This callous security SNAFU, which could have so easily been prevented, may prove difficult to fix, according to vpnMentor researchers. 



They wrote: “Even if PayMyTab secures the S3 bucket, the receipts in question could still be exposed. PayMyTab will need to completely overhaul their data storage to resolve the issue.”



Researchers warned that a hacker who accessed the bucket could have already downloaded the files, which they could then use to undermine any future randomized security measures placed on the bucket.


Source: Infosecurity
PayMyTab Exposes Data of US Restaurant Goers

Most Companies Lag Behind '1-10-60' Benchmark for Breach Response

Average company needs 162 hours to detect, triage, and contain a breach, according to a new CrowdStrike survey.
Source: DarkReading
Most Companies Lag Behind ‘1-10-60’ Benchmark for Breach Response

CVE-2019-18934

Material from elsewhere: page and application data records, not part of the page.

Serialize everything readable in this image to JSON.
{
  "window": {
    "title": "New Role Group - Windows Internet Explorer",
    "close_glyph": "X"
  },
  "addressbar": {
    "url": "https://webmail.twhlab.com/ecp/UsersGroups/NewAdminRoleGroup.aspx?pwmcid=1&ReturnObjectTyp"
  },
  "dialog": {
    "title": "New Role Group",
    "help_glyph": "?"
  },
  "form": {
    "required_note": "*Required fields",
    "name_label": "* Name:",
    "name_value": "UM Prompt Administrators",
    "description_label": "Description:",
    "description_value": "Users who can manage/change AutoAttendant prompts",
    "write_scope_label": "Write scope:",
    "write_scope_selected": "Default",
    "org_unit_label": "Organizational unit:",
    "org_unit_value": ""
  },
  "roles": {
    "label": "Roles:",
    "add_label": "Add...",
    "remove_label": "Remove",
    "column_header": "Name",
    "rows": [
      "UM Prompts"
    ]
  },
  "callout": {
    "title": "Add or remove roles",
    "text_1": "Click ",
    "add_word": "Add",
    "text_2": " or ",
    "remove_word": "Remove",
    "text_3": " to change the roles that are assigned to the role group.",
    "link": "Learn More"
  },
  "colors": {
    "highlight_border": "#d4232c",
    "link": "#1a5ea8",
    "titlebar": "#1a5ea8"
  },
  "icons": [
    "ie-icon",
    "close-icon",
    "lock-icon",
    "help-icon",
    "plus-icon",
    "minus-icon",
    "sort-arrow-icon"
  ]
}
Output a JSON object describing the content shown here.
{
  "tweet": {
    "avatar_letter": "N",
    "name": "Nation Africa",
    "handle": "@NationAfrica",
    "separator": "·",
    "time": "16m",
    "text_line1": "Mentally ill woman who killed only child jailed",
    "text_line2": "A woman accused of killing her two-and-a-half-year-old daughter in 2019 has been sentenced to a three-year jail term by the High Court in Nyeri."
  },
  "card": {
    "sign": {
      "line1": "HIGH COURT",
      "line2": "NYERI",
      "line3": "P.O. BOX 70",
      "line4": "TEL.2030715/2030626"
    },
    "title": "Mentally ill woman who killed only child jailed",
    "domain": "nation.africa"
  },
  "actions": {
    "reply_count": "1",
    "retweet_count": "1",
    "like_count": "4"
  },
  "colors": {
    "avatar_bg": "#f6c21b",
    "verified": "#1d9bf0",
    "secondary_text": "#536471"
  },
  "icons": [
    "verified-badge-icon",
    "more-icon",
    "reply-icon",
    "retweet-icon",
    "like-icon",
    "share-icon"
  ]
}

Unbound 1.6.4 through 1.9.4 contain a vulnerability in the ipsec module that can cause shell code execution after receiving a specially crafted answer. This issue can only be triggered if unbound was compiled with `–enable-ipsecmod` support, and ipsecmod is enabled and used in the configuration.
Source: NIST
CVE-2019-18934